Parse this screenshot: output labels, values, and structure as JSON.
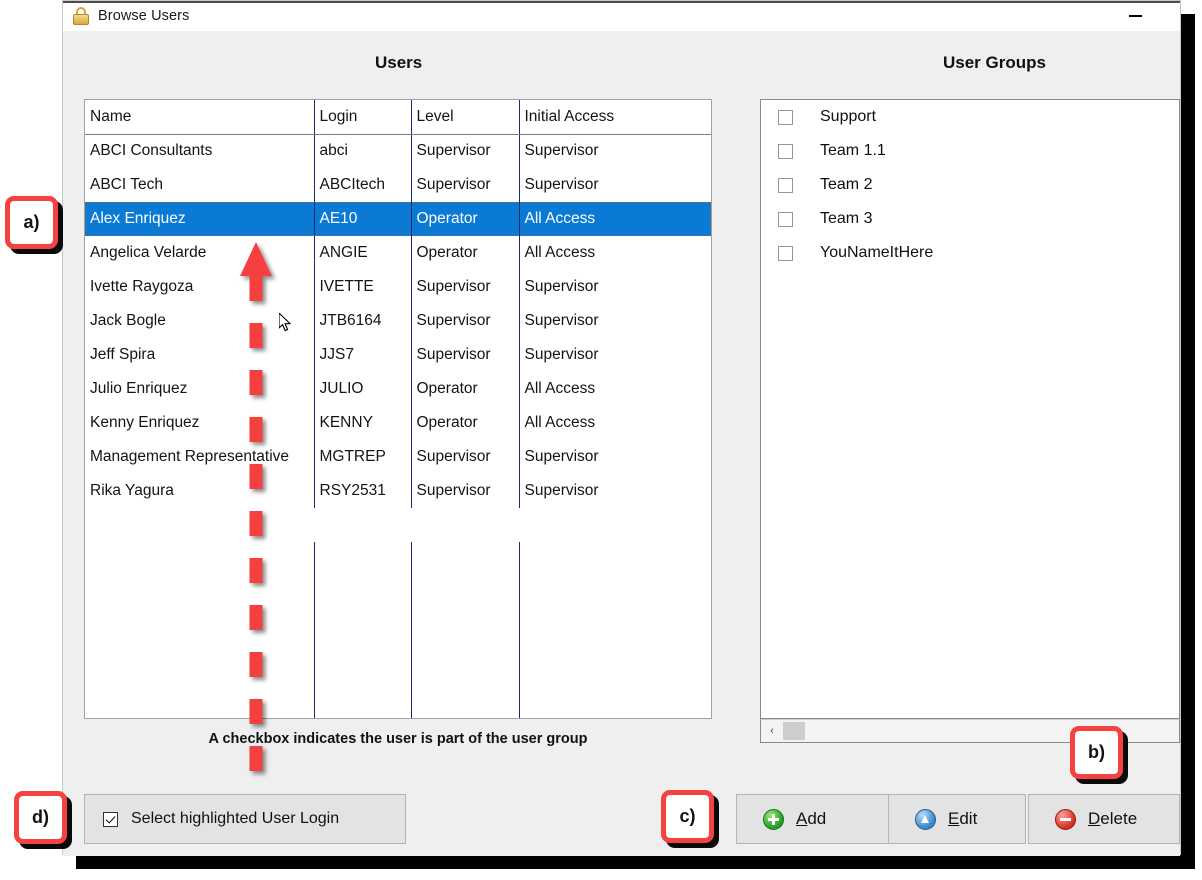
{
  "window": {
    "title": "Browse Users",
    "lock_icon": "lock-icon",
    "minimize_label": "—"
  },
  "headings": {
    "users": "Users",
    "user_groups": "User Groups"
  },
  "users_table": {
    "columns": [
      "Name",
      "Login",
      "Level",
      "Initial Access"
    ],
    "rows": [
      {
        "name": "ABCI Consultants",
        "login": "abci",
        "level": "Supervisor",
        "initial_access": "Supervisor",
        "selected": false
      },
      {
        "name": "ABCI Tech",
        "login": "ABCItech",
        "level": "Supervisor",
        "initial_access": "Supervisor",
        "selected": false
      },
      {
        "name": "Alex Enriquez",
        "login": "AE10",
        "level": "Operator",
        "initial_access": "All Access",
        "selected": true
      },
      {
        "name": "Angelica Velarde",
        "login": "ANGIE",
        "level": "Operator",
        "initial_access": "All Access",
        "selected": false
      },
      {
        "name": "Ivette Raygoza",
        "login": "IVETTE",
        "level": "Supervisor",
        "initial_access": "Supervisor",
        "selected": false
      },
      {
        "name": "Jack Bogle",
        "login": "JTB6164",
        "level": "Supervisor",
        "initial_access": "Supervisor",
        "selected": false
      },
      {
        "name": "Jeff Spira",
        "login": "JJS7",
        "level": "Supervisor",
        "initial_access": "Supervisor",
        "selected": false
      },
      {
        "name": "Julio Enriquez",
        "login": "JULIO",
        "level": "Operator",
        "initial_access": "All Access",
        "selected": false
      },
      {
        "name": "Kenny Enriquez",
        "login": "KENNY",
        "level": "Operator",
        "initial_access": "All Access",
        "selected": false
      },
      {
        "name": "Management Representative",
        "login": "MGTREP",
        "level": "Supervisor",
        "initial_access": "Supervisor",
        "selected": false
      },
      {
        "name": "Rika Yagura",
        "login": "RSY2531",
        "level": "Supervisor",
        "initial_access": "Supervisor",
        "selected": false
      }
    ],
    "note": "A checkbox indicates the user is part of the user group"
  },
  "user_groups": {
    "items": [
      {
        "label": "Support",
        "checked": false
      },
      {
        "label": "Team 1.1",
        "checked": false
      },
      {
        "label": "Team 2",
        "checked": false
      },
      {
        "label": "Team 3",
        "checked": false
      },
      {
        "label": "YouNameItHere",
        "checked": false
      }
    ],
    "scrollbar": {
      "left_arrow": "‹"
    }
  },
  "select_option": {
    "label": "Select highlighted User Login",
    "checked": true
  },
  "buttons": {
    "add": {
      "prefix": "",
      "accel": "A",
      "rest": "dd",
      "icon": "plus-circle-icon"
    },
    "edit": {
      "prefix": "",
      "accel": "E",
      "rest": "dit",
      "icon": "triangle-circle-icon"
    },
    "delete": {
      "prefix": "",
      "accel": "D",
      "rest": "elete",
      "icon": "minus-circle-icon"
    }
  },
  "callouts": {
    "a": "a)",
    "b": "b)",
    "c": "c)",
    "d": "d)"
  },
  "colors": {
    "selection_blue": "#0a7ad4",
    "callout_red": "#f5413f",
    "arrow_red": "#f5413f",
    "panel_bg": "#efefef",
    "button_bg": "#e3e3e3"
  }
}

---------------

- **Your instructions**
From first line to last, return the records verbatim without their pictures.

- **Solution to the problem**
Parse this screenshot: output labels, values, and structure as JSON.
{
  "window": {
    "title": "Browse Users",
    "lock_icon": "lock-icon",
    "minimize_label": "—"
  },
  "headings": {
    "users": "Users",
    "user_groups": "User Groups"
  },
  "users_table": {
    "columns": [
      "Name",
      "Login",
      "Level",
      "Initial Access"
    ],
    "rows": [
      {
        "name": "ABCI Consultants",
        "login": "abci",
        "level": "Supervisor",
        "initial_access": "Supervisor",
        "selected": false
      },
      {
        "name": "ABCI Tech",
        "login": "ABCItech",
        "level": "Supervisor",
        "initial_access": "Supervisor",
        "selected": false
      },
      {
        "name": "Alex Enriquez",
        "login": "AE10",
        "level": "Operator",
        "initial_access": "All Access",
        "selected": true
      },
      {
        "name": "Angelica Velarde",
        "login": "ANGIE",
        "level": "Operator",
        "initial_access": "All Access",
        "selected": false
      },
      {
        "name": "Ivette Raygoza",
        "login": "IVETTE",
        "level": "Supervisor",
        "initial_access": "Supervisor",
        "selected": false
      },
      {
        "name": "Jack Bogle",
        "login": "JTB6164",
        "level": "Supervisor",
        "initial_access": "Supervisor",
        "selected": false
      },
      {
        "name": "Jeff Spira",
        "login": "JJS7",
        "level": "Supervisor",
        "initial_access": "Supervisor",
        "selected": false
      },
      {
        "name": "Julio Enriquez",
        "login": "JULIO",
        "level": "Operator",
        "initial_access": "All Access",
        "selected": false
      },
      {
        "name": "Kenny Enriquez",
        "login": "KENNY",
        "level": "Operator",
        "initial_access": "All Access",
        "selected": false
      },
      {
        "name": "Management Representative",
        "login": "MGTREP",
        "level": "Supervisor",
        "initial_access": "Supervisor",
        "selected": false
      },
      {
        "name": "Rika Yagura",
        "login": "RSY2531",
        "level": "Supervisor",
        "initial_access": "Supervisor",
        "selected": false
      }
    ],
    "note": "A checkbox indicates the user is part of the user group"
  },
  "user_groups": {
    "items": [
      {
        "label": "Support",
        "checked": false
      },
      {
        "label": "Team 1.1",
        "checked": false
      },
      {
        "label": "Team 2",
        "checked": false
      },
      {
        "label": "Team 3",
        "checked": false
      },
      {
        "label": "YouNameItHere",
        "checked": false
      }
    ],
    "scrollbar": {
      "left_arrow": "‹"
    }
  },
  "select_option": {
    "label": "Select highlighted User Login",
    "checked": true
  },
  "buttons": {
    "add": {
      "prefix": "",
      "accel": "A",
      "rest": "dd",
      "icon": "plus-circle-icon"
    },
    "edit": {
      "prefix": "",
      "accel": "E",
      "rest": "dit",
      "icon": "triangle-circle-icon"
    },
    "delete": {
      "prefix": "",
      "accel": "D",
      "rest": "elete",
      "icon": "minus-circle-icon"
    }
  },
  "callouts": {
    "a": "a)",
    "b": "b)",
    "c": "c)",
    "d": "d)"
  },
  "colors": {
    "selection_blue": "#0a7ad4",
    "callout_red": "#f5413f",
    "arrow_red": "#f5413f",
    "panel_bg": "#efefef",
    "button_bg": "#e3e3e3"
  }
}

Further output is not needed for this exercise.